“We are working on the master plan now and believe that a mororail system is feasible, but if the costs prove prohibitive, an APM could be a more affordable alternative.”
The airport would almost certainly be looking for private developers to contribute the bulk of the expense of the new monorail, which is expected to cost around $60 million to develop.
The rail station for a new Line 2 of the Panama Metro is currently being built by state-owned El Metro de Panama SA. Line 1 opened last year and is described as a metropolitan rapid rail system that links Los Andes County with downtown Panama City via 13 stations and 8.5 miles of track.

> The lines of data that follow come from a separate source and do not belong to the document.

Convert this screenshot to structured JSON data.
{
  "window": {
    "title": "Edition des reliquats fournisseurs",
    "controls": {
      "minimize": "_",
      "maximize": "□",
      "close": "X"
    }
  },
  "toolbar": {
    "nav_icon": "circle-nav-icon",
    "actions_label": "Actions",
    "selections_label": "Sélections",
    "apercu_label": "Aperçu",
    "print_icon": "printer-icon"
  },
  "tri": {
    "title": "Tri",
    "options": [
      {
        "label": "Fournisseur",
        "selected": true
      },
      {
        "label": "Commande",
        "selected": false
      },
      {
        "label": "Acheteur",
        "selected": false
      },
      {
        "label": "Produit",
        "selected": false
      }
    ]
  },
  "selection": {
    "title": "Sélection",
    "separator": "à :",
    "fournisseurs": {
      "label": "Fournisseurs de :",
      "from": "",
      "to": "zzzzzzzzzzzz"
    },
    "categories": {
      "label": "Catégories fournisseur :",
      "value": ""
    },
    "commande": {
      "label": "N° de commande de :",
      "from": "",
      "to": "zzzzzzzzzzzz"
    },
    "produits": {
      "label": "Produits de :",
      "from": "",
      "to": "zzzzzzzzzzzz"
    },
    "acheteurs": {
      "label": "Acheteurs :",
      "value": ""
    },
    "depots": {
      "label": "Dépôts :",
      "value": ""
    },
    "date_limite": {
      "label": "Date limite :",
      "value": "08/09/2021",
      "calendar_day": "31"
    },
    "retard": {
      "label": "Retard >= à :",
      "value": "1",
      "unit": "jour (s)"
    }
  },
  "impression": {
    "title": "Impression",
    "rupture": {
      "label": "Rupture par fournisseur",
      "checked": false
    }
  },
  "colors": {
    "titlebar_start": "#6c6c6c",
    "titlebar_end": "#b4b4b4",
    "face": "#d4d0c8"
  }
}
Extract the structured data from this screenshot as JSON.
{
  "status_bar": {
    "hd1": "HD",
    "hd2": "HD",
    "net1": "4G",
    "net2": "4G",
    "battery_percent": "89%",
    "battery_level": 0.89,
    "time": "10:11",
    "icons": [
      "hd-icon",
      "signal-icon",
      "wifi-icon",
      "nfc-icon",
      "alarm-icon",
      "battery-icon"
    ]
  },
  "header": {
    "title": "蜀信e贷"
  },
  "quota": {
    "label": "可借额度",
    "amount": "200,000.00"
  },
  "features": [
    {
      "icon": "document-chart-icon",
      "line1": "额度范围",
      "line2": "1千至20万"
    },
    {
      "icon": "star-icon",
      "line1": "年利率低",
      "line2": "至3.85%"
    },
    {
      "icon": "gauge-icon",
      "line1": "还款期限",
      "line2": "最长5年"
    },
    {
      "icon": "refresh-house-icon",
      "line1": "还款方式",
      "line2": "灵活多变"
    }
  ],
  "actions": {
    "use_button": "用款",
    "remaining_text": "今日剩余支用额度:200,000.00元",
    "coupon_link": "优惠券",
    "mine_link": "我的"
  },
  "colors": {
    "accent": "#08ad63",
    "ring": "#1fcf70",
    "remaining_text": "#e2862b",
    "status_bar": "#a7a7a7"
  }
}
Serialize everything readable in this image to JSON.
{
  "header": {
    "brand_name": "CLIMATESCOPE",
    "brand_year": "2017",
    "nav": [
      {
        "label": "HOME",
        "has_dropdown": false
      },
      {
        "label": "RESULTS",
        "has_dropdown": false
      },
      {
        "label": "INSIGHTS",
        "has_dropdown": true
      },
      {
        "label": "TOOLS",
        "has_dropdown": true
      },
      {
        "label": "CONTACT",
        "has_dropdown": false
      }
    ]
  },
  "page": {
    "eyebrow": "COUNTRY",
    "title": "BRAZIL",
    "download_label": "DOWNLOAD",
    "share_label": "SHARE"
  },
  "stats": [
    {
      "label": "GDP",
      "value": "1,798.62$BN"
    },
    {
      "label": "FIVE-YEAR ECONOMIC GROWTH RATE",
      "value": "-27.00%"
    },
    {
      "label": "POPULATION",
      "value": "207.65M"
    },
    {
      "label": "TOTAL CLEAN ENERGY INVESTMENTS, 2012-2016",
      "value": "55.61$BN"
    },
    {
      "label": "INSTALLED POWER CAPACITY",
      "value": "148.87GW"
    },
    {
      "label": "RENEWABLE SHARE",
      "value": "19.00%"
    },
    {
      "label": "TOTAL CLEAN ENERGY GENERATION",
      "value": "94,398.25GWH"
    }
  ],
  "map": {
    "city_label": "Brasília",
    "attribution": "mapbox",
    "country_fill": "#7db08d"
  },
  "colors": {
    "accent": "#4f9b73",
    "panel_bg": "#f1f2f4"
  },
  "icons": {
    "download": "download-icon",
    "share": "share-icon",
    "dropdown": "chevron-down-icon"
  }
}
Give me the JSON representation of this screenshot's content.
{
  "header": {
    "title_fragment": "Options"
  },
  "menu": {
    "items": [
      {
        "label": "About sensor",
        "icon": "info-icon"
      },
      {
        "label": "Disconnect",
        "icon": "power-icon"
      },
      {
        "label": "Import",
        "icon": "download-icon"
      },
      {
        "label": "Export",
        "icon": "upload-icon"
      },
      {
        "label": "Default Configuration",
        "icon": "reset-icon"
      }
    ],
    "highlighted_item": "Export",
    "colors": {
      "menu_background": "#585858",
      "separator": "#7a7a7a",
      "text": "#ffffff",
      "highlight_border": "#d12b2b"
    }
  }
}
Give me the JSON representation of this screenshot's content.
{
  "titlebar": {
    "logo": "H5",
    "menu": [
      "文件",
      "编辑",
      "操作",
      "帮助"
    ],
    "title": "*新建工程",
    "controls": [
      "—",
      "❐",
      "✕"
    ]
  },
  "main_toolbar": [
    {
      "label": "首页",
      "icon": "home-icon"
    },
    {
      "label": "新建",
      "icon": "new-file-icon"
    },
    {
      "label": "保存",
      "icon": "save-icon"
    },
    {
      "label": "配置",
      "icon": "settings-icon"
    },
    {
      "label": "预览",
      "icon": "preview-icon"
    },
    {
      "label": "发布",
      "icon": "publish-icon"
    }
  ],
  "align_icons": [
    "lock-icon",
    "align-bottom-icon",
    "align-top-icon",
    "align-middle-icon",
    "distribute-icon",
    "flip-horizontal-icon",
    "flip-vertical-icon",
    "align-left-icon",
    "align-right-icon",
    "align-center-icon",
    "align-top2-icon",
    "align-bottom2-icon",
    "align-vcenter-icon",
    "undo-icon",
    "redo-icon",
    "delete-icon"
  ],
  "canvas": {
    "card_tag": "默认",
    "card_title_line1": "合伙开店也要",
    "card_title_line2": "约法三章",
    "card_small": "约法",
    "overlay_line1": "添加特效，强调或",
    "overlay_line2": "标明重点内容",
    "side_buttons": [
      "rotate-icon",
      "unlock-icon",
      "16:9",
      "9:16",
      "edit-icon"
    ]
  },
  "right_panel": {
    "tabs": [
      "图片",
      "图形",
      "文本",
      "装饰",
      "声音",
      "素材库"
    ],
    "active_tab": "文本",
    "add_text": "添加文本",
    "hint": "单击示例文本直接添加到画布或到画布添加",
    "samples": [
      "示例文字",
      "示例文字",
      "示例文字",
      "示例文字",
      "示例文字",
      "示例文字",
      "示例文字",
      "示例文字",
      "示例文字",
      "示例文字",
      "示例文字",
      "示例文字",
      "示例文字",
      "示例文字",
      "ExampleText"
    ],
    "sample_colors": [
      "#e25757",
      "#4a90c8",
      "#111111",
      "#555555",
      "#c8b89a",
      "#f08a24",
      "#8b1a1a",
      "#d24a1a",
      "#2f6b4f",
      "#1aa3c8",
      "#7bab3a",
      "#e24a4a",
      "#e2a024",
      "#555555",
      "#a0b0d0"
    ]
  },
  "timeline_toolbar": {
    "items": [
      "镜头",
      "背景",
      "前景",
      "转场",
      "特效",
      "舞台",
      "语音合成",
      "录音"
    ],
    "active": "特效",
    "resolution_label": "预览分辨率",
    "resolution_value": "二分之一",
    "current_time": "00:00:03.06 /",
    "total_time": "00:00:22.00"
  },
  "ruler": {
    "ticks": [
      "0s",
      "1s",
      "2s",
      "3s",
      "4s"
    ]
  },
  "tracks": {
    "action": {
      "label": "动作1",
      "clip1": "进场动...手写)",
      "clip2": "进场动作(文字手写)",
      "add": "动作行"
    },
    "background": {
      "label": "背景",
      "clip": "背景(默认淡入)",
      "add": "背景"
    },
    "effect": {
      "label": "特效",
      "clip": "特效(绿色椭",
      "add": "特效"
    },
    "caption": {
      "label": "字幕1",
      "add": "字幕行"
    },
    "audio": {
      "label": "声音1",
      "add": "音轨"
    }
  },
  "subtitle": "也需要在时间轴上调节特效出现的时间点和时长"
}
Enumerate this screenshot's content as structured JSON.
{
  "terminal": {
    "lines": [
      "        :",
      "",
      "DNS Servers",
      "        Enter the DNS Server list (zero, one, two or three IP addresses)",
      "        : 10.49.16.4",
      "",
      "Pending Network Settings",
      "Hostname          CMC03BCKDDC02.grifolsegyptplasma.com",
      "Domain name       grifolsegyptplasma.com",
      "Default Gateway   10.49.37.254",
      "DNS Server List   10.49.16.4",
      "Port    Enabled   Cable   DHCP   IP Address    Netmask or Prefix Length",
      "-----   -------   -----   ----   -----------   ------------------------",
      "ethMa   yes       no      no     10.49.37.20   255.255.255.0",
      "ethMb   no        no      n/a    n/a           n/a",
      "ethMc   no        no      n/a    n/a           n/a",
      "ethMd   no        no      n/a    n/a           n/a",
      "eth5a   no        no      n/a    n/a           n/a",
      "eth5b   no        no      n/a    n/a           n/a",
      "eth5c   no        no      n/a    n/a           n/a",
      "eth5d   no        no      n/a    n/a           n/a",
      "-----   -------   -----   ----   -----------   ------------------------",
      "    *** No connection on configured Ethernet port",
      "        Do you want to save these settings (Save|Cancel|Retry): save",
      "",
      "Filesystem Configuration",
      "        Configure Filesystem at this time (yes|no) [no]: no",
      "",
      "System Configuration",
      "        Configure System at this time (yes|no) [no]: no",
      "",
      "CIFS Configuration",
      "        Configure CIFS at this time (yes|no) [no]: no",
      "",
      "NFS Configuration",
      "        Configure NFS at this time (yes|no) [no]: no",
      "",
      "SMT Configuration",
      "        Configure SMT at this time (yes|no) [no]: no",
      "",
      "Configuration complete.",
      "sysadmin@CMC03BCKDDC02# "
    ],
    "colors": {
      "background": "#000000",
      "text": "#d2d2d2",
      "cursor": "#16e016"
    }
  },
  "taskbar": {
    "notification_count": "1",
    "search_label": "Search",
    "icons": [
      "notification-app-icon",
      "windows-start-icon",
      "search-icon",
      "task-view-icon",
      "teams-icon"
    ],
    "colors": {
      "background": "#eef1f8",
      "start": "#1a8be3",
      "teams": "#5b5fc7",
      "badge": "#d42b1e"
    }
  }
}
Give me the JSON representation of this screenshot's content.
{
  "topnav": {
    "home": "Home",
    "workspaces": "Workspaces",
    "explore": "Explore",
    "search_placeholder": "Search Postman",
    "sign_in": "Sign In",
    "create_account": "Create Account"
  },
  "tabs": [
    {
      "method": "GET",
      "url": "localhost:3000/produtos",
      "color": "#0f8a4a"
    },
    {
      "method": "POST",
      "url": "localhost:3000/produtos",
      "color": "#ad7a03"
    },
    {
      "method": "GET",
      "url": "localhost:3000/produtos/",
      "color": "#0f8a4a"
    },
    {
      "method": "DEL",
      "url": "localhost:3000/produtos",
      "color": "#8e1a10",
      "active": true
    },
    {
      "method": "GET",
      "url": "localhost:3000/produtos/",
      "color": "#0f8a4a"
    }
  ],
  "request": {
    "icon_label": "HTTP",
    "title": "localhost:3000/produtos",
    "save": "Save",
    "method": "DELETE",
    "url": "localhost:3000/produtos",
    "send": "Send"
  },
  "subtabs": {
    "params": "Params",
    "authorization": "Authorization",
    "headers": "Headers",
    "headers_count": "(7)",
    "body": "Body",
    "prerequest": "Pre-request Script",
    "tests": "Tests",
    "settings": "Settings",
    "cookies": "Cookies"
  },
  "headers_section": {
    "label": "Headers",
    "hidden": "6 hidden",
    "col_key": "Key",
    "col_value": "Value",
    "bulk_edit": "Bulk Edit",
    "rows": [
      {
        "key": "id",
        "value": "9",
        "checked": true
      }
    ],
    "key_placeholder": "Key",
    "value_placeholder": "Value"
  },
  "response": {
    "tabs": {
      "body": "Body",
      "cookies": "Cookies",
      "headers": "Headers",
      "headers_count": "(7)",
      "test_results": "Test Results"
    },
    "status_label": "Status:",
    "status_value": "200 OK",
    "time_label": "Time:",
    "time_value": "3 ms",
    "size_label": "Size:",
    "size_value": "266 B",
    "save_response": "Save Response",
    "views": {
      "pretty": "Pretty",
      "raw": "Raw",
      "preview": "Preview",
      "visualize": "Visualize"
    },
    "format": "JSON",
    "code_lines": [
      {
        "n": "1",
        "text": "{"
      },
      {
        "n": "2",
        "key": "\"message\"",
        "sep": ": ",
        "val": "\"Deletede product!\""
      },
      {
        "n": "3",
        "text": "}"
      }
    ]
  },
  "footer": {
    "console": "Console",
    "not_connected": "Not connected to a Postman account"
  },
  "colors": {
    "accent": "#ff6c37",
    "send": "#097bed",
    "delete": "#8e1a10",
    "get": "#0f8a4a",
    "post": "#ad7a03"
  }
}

First mooted on 2004, the airport is now keen to revive Tocumen’s airport city plans and, according to Fidanque, at least three companies are interested in the project.
A hotel, convention centre and a hospital were formerly discussed for a 325 hectare site bought from the University of Panama and the airport is refusing to rule them out this time around as it prepares to finalise the master plan for its deveopment.
“There are a lot of companies that want to be near to the airport and develop facilities such as hotels, conference centres, offices and logistics centres for aviation related activity,” says Fidanque.
Unlike last time around, Tocumen instead of private developers is the driving force behind the devlopment of the airport city project, which Fidanque believes is the logical next step in the gateway’s evolution.
He reveals that the airport expects to announce the company chosen to develop the master plan for the airport city project any day now.
Tocumen is located around 35 kilometres from downtown Panama City, which typically takes around 25 to 30 minutes by road.
He describes 2014 as a good year for the airport based on solid traffic growth of 9.6% that saw passenger numbers through Tocumen swell to a record 12.8 million.
Fidanque attributes the impressive upturn to a number of factors, the biggest without doubt being the continued expansion of Tocumen’s route network by home carrier Copa Airlines and new entrants such as TAP Portugal (Bogota–Tocumen) and Air France, which currently operates five weekly flights between Panama City and its Paris hub.
United Airlines also launched a new Denver service in December 2014 and the news routes have continued coming this year with Copa already adding New Orleans and announcing plans to launch services to the Mexican cities of Villahermosa and Puebla in August and San Francisco, the airport’s 14th non-stop US destination, in September.
He says that the Air France route has proved so successful that he expects the carrier to up frequency from five to seven weekly flights later this year.
The airport’s fast growing route network means that 81 global destinations are currently served from Tocumen, with the figure rising to at least 83 by the year-end.
The size of Panama – its 75,000 square kilometres makes it slightly smaller than the US state of South Carolina – and lack of other airports in the country effectively ensure that Tocumen only handles international traffic.
Fidanque says the bulk of the traffic handled at Tocumen is between Central and South America or the Caribbean with a high percentage of passengers and cargo transferring through Panama on journeys to either North America or South America.
The airport’s 10,500ft long main runway has also helped in this regard as Fidanque points out that other airports in the region are not quite so fortunate, and few located at high altitude are capable of accommodating fully laiden widebody flights from Europe or North America.
In recent years there has also been an upturn in traffic between Panama and Europe, although Fidanque would like to see the launch of more non-stop services to Europe.
He joked: “When we meet up in Panama at the ACI World Assembly/ACI-LAC Regional Assembly, Conference and Exhibition I shall be asking you how I can get a flight to London!”
If only I had that much influence with the airlines, Joseph, I would gladly organise it.